As a plethora of decentralised blockchain-based metaverse projects build, Facebook has this week announced it’s plunging a centralised foot into the virtual water, with an initial US$50 million research fund.
In a blog post titled Building the Metaverse Responsibly, the social-media behemoth revealed the launch of its XR Programs and Research Fund – a two-year initiative that will financially back various projects and efforts to explore the future of digital social interactions in metaverse environments.
In case you’re unfamiliar with the term, “metaverse” refers to a shared digital world (think the recent films Ready Player One and Free Guy, or Tron, if you’re old school).
The concept is an interconnected and immersive online space, only limited by imagination, that can be used for gaming, social interactions, work, networking, shopping and much more.
Many metaverse projects could eventually integrate Oculus-style virtual reality tech, for full immersion. It’s a potential revolution (yep, another one) being built under our noses.
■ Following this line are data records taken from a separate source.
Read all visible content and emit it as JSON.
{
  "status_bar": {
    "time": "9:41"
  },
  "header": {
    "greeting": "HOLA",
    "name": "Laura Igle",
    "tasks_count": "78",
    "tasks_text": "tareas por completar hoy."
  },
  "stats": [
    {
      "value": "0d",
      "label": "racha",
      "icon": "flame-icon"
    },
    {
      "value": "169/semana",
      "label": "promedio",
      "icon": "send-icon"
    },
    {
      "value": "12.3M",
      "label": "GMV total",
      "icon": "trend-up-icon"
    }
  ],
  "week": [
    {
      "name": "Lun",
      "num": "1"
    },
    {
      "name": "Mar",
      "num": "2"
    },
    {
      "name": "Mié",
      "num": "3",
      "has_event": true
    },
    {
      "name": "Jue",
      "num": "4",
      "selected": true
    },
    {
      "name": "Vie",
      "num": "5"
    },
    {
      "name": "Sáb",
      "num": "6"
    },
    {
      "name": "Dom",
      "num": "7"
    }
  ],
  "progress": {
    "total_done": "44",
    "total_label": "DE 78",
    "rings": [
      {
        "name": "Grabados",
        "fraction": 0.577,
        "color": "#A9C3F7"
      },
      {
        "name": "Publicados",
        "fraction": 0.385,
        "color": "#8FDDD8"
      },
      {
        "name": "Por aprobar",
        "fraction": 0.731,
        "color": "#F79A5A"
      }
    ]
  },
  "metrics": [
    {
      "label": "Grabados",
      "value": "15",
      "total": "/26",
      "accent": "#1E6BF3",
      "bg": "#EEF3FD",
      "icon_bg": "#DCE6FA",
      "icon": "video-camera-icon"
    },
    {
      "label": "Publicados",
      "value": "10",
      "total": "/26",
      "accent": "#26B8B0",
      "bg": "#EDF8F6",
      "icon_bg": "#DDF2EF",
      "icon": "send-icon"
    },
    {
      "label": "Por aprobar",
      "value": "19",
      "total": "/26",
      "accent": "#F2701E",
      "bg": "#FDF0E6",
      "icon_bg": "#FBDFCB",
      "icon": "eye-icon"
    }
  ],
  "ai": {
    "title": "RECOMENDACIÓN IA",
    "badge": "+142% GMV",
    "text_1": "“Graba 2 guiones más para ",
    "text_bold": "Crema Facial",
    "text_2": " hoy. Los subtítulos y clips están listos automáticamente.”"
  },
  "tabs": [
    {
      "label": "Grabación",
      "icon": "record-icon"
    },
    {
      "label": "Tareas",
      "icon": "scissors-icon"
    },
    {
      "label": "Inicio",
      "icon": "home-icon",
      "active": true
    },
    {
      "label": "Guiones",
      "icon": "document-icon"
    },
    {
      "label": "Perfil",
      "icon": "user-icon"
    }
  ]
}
Some of the most prominent (and promising) blockchain-based metaverse projects either in development or already functioning in some capacity, include: the OG decentralised world Decentraland (MANA); Australian project Illuvium (ILV); Solana’s buzzy sci-fi world Star Atlas (ATLAS); pixel-tastic The Sandbox (SAND); play-to-earn smash hit Axie Infinity (AXS) and Wilder World (WILD), which has also been creating plenty of social-media noise lately.
“The metaverse won’t be built overnight by a single company,” reads the Facebook announcement. “We’ll collaborate with policymakers, experts and industry partners to bring this to life.
“Its success depends on building robust interoperability across services, so different companies’ experiences can work together.”
The initiative’s initial partners include Women in Immersive Tech, the Organization of American States, and African organisations: Electric South, Africa No Filter, and Imisi3D.
Mark Zuckerberg’s company also plans to collaborate with researchers at leading tech-focused Asian universities, including Seoul National University, The University of Hong Kong, and the National University of Singapore.
“We also need to involve the human rights and civil rights communities from the start to ensure these technologies are built in a way that’s inclusive and empowering,” said Facebook.
As a wholly centralised, extremely powerful, data-controlling entity, however, it’s well documented that Facebook, has many, many critics – especially within crypto circles. And this new announcement has met with a healthy amount of scepticism. For example…
It would certainly come as no surprise if crypto’s metaverse and DAO (decentralised autonomous organisation) builders aren’t sold when Facebook talks about “responsible” development.
As for Kieran Warwick, Sydney-based founder of gaming project Illuvium, he thinks mega, centralised organisations could cause a few waves with metaverse moves.
“I’m 100 per cent a believer in gaming as a whole moving to a decentralised model governed by community,” said Warwick, speaking to Stockhead via Telegram today.
“But crypto-native people tend to live in a bubble. It’s not as complex to work out as people think. Therefore, if a behemoth comes in with more capital and resources, they could actually do serious damage in this space.”
Nevertheless, the social-media giant clearly has at least some self-awareness of its image and seems keen to show it understands the metaverse isn’t something one company can create or monopolise.
“Just like the internet, the metaverse exists whether Facebook is there or not,” reads the blog post. “And it won’t be built overnight. Many of these products will only be fully realized in the next 10-15 years.”